- Visit and learn the art of making baklava in (a famous) Turkish bakery.
- Play Taxi Cab Roulette by eating your taxi-drivers favorite dish at his favorite hometown restaurant.
- Donate your time and energy helping out for a day at an orphanage in Cambodia.
- Learn the complete Cyrillic alphabet over a pint of beer with a new-found friend in Bulgaria.
- Play Bartender Roulette by drinking their favorite drink at their favorite local watering hole.
- Locate and re-enact a scene from the movie "Gladiator" at its Sahara desert location in Tunisia.
By the end of the event, participants will have become part cultural anthropologist, part historian, part sous chef, part transportation specialist, part currency trader, part art critic, part diplomat and global ambassador and a 100% true Indiana Jones-like adventurer. They will become adept at mingling with locals, crashing parties, enjoying exotic cuisines, exploring different cultures and getting from destination to destination seamlessly. They will have the confidence and travel chops to go anywhere anytime. We like to label The Global Scavenger Hunt as a Travel3 event that is all about partaking in an experience-filled travel adventure that includes: authenticity, challenge and participation. Mostly, our competitors will be truly alive and engaged in a travel rapture of sorts for the next three weeks.
The Global Scavenger Hunt is all about fun and engaging. It is about novelty -- day in and day out for 23 days as you circumnavigate the globe. It is about challenges, being creative, learning, being open and trusting strangers in strange lands because if there is anything we have learned doing seven previous events, it's that they will really need to

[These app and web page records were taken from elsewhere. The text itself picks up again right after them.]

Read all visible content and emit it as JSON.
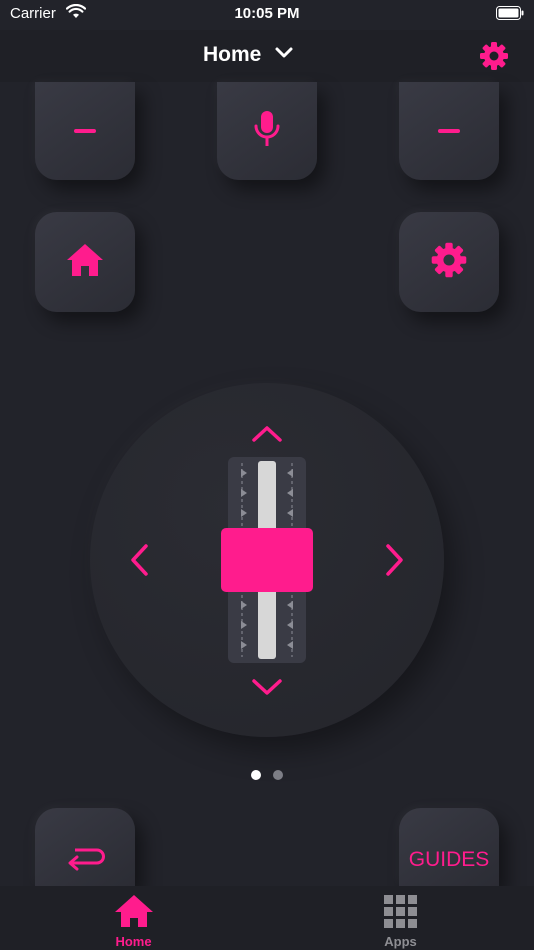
{
  "status_bar": {
    "carrier": "Carrier",
    "time": "10:05 PM"
  },
  "nav": {
    "title": "Home"
  },
  "remote": {
    "guides_label": "GUIDES",
    "page_indicator": {
      "pages": 2,
      "active": 1
    }
  },
  "tabs": [
    {
      "label": "Home",
      "icon": "home-icon",
      "active": true
    },
    {
      "label": "Apps",
      "icon": "grid-icon",
      "active": false
    }
  ],
  "colors": {
    "accent": "#ff1c8d",
    "background": "#22232a",
    "tile": "#33343d",
    "inactive": "#8e8e93"
  }
}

By the way, we haven't actually met all the 2012 participants yet. We have interviewed them all and have corresponded -- with some for years -- but when we all meet at a formal Rules n' Regulations meeting today in San Francisco, it will be our first meeting. It should be interesting. Demographically speaking, we have seven participants who have competed before and competitors ranging in age from 17 to 64. We have a sister team, two father-son teams, a team made up of two total strangers (but great travelers who have checked their egos at the door to compete together), along with the usual boyfriend-girlfriend and significant other teams. We also have our defending champions, Zoe and Rainey, who are tanned and rested from a cross the Malaysian Peninsula Tuk-Tuk rally -- ready, willing and able to take on all comers who hope to capture their crown and become The World's Greatest Travelers for 2012!
Okay, enough about the event set up. Over the coming posts we will introduce you to our competitors and the places we are visiting -- the good, the bad and the ugly. We will comment on the state of travel in the 21st century in the post 9/11 world as well as on the state of human nature within our Global Village. We will be posting video and photos along the way too. You will get the inside track straight from the horse's mouth -- me, the Event Director.